### GOAL OF THE EXERCISE
When the word "title" shows up in a line of the data below, copy that whole line.

(Dataset records)
☆ ☆ ☆ ☆ ☆ ☆ ☆
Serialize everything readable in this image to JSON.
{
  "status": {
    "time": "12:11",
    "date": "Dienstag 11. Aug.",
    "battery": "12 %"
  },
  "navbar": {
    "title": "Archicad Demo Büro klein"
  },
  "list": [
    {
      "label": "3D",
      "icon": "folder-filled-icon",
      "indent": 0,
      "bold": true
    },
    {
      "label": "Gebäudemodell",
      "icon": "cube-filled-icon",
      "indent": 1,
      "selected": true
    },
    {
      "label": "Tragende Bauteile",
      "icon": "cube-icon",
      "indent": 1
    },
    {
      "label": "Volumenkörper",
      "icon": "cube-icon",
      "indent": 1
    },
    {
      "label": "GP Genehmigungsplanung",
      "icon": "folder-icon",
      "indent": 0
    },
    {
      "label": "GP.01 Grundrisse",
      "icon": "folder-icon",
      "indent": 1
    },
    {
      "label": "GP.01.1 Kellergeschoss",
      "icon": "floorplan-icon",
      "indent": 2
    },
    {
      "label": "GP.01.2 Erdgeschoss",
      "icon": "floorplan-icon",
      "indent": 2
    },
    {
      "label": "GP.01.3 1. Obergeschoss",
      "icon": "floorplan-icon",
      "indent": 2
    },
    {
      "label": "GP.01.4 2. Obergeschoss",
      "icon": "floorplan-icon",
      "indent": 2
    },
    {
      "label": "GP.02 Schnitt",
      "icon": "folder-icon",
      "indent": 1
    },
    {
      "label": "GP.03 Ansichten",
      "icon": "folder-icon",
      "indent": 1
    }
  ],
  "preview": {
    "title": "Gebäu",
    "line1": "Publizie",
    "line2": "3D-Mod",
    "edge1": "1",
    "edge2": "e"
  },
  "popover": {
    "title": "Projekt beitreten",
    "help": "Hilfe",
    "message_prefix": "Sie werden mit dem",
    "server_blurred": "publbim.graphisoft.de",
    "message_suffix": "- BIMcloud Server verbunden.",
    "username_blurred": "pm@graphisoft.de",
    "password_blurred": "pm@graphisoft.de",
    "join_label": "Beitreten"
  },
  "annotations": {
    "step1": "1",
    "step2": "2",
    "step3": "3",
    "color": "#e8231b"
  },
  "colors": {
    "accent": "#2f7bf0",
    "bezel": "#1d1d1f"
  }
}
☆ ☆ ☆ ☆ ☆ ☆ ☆
### RESULT OF THIS TASK
    "title": "Archicad Demo Büro klein"
    "title": "Gebäu",
    "title": "Projekt beitreten",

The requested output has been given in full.